A bailout for Detroit would be unfair to taxpayers as well as to the firms in the industry that don’t receive subsidies, and it would distort market signals and incentivize inefficient, unproductive activities at a time when the economy can least afford it. Beyond those principled objections, there is the cold, hard fact that a bailout for these automakers under these circumstances would fail.
The Big Three are losing $6 billion per month collectively, and U.S. automakers are projected to sell even fewer cars in 2009. In other words, the operating losses will only grow. At Thursday’s hearing before the Senate Banking Committee, it became clear that the Big Three’s problems are much deeper than they originally ($25 billion) or subsequently ($34 billion) represented. Economist Mark Zandi — who was actually testifying in favor of a phased bailout — projected the full cost of a bailout at $75 billion to $125 billion over two years.
With such overcapacity in the industry already, subsidies to build more capacity or to retool would be an egregious waste of our children’s money. Yet House Speaker Nancy Pelosi still wants to see plans for Big Three investment in high‐mileage vehicles, even though Americans will have even less interest in purchasing them as gas prices continue to fall nationwide.
Some raise the point that subsidizing consumption, rather than inefficient production, might be a better approach. I think there is a plausible argument that incentivizing demand behavior is more effective than incentivizing supply behavior to achieve policy outcomes. After all, the end purpose of production is consumption. For example, fuel efficiency standards imposed on auto producers compel them to produce vehicles with low or no profit margins. It hurts their bottom lines. There is only a compliance motive, and no profit motive, in making these kinds of cars. If reducing carbon emissions is an objective of policy, a gas tax would be a more direct (and probably fairer) way of achieving that goal.

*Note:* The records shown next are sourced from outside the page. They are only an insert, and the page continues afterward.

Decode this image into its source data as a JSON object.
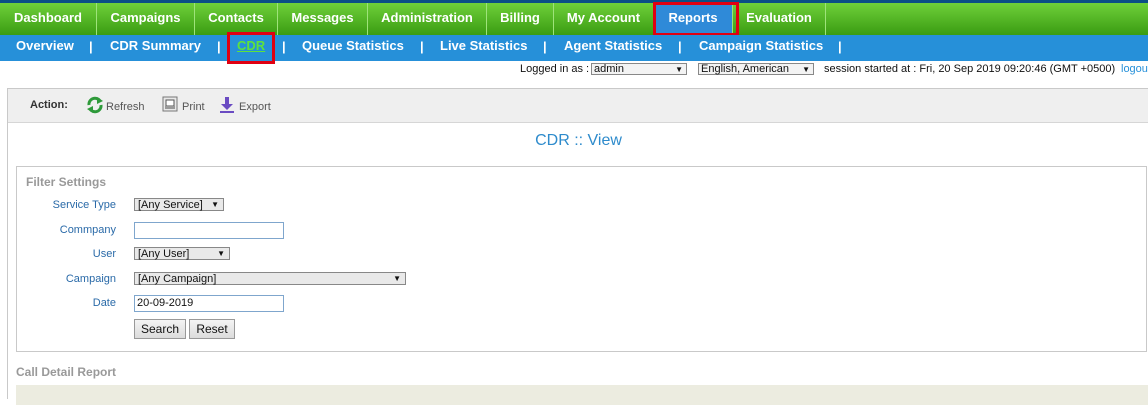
{
  "topnav": {
    "tabs": [
      {
        "label": "Dashboard"
      },
      {
        "label": "Campaigns"
      },
      {
        "label": "Contacts"
      },
      {
        "label": "Messages"
      },
      {
        "label": "Administration"
      },
      {
        "label": "Billing"
      },
      {
        "label": "My Account"
      },
      {
        "label": "Reports"
      },
      {
        "label": "Evaluation"
      }
    ],
    "active": "Reports"
  },
  "subnav": {
    "items": [
      {
        "label": "Overview"
      },
      {
        "label": "CDR Summary"
      },
      {
        "label": "CDR"
      },
      {
        "label": "Queue Statistics"
      },
      {
        "label": "Live Statistics"
      },
      {
        "label": "Agent Statistics"
      },
      {
        "label": "Campaign Statistics"
      }
    ],
    "separator": "|",
    "current": "CDR"
  },
  "login": {
    "prefix": "Logged in as :",
    "user": "admin",
    "language": "English, American",
    "session": "session started at : Fri, 20 Sep 2019 09:20:46 (GMT +0500)",
    "logout": "logout"
  },
  "actions": {
    "label": "Action:",
    "refresh": "Refresh",
    "print": "Print",
    "export": "Export"
  },
  "page_title": "CDR :: View",
  "filter": {
    "title": "Filter Settings",
    "service_type_label": "Service Type",
    "service_type_value": "[Any Service]",
    "company_label": "Commpany",
    "company_value": "",
    "user_label": "User",
    "user_value": "[Any User]",
    "campaign_label": "Campaign",
    "campaign_value": "[Any Campaign]",
    "date_label": "Date",
    "date_value": "20-09-2019",
    "search_button": "Search",
    "reset_button": "Reset"
  },
  "report": {
    "title": "Call Detail Report"
  },
  "colors": {
    "topnav_green": "#4cb020",
    "subnav_blue": "#2690d9",
    "highlight_red": "#e00012",
    "title_blue": "#2e8bcc"
  }
}
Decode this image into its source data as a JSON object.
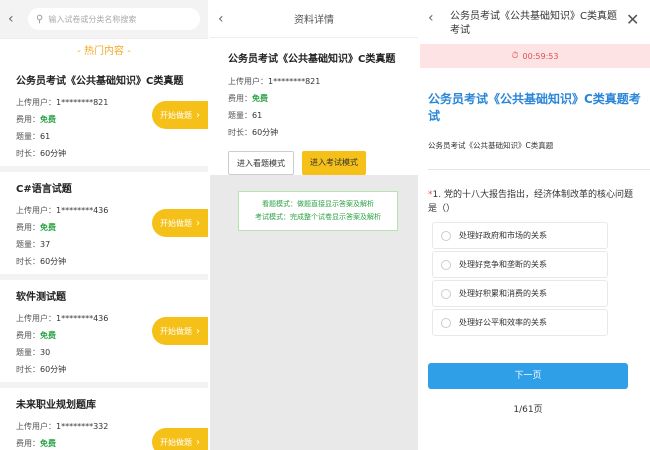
{
  "list_screen": {
    "search_placeholder": "输入试卷或分类名称搜索",
    "hot_title": "- 热门内容 -",
    "start_label": "开始做题",
    "labels": {
      "uploader": "上传用户：",
      "fee": "费用：",
      "count": "题量：",
      "duration": "时长："
    },
    "items": [
      {
        "title": "公务员考试《公共基础知识》C类真题",
        "uploader": "1********821",
        "fee": "免费",
        "count": "61",
        "duration": "60分钟"
      },
      {
        "title": "C#语言试题",
        "uploader": "1********436",
        "fee": "免费",
        "count": "37",
        "duration": "60分钟"
      },
      {
        "title": "软件测试题",
        "uploader": "1********436",
        "fee": "免费",
        "count": "30",
        "duration": "60分钟"
      },
      {
        "title": "未来职业规划题库",
        "uploader": "1********332",
        "fee": "免费",
        "count": "",
        "duration": ""
      }
    ]
  },
  "detail_screen": {
    "header_title": "资料详情",
    "title": "公务员考试《公共基础知识》C类真题",
    "uploader_label": "上传用户：",
    "uploader": "1********821",
    "fee_label": "费用：",
    "fee": "免费",
    "count_label": "题量：",
    "count": "61",
    "duration_label": "时长：",
    "duration": "60分钟",
    "browse_mode_button": "进入看题模式",
    "exam_mode_button": "进入考试模式",
    "tip_browse": "看题模式：做题直接显示答案及解析",
    "tip_exam": "考试模式：完成整个试卷显示答案及解析"
  },
  "exam_screen": {
    "header_title": "公务员考试《公共基础知识》C类真题考试",
    "timer": "00:59:53",
    "exam_title": "公务员考试《公共基础知识》C类真题考试",
    "exam_subtitle": "公务员考试《公共基础知识》C类真题",
    "question_marker": "*",
    "question_text": "1. 党的十八大报告指出，经济体制改革的核心问题是（）",
    "options": [
      "处理好政府和市场的关系",
      "处理好竞争和垄断的关系",
      "处理好积累和消费的关系",
      "处理好公平和效率的关系"
    ],
    "next_button": "下一页",
    "pager": "1/61页"
  },
  "colors": {
    "accent_yellow": "#f5c118",
    "accent_blue": "#2a86d8",
    "free_green": "#2ba245",
    "timer_red": "#e05050"
  }
}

Subsidizing demand, though, also carries the potential for perverse and unfair consequences. Someone who might have purchased a bicycle or a particular brand of small vehicle might suddenly be in the market for a larger vehicle from a different producer. Are such subsidies fair to the consumer who purchased a new vehicle last month or last year? Are consumers already swimming in too much debt? Is this an appropriate use of taxpayer dollars?
The best solution is to allow the bankruptcy process to work. It will be needed. There are going to be jobs lost, but there is really nothing policymakers can do about that without exacerbating problems elsewhere. The numbers won’t be as dire as the Big Three have been projecting.
As we eventually emerge from the recession, we need to stop thinking about Honda, Toyota, Nissan and the other foreign‐nameplate automakers producing in the United States as non-U.S. companies. After all, they employ American workers, pay U.S. taxes, support local businesses and charities and continue to make investments in U.S. manufacturing. They are the companies leading the way forward. More broadly, we need to recognize that the world economy is no longer characterized as “our producers versus their producers” or “us versus them.”
It’s not so much competition between distinct companies that characterizes commerce in the global economy. It is really a competition between supply chains that tend to comprise value‐added activities from multiple countries. Companies are not competing for markets as much as countries are competing for investment and talent. Smart public policy, by which I mean policies that carry few frictions and allow markets to work, will ensure a return to growth and high living standards.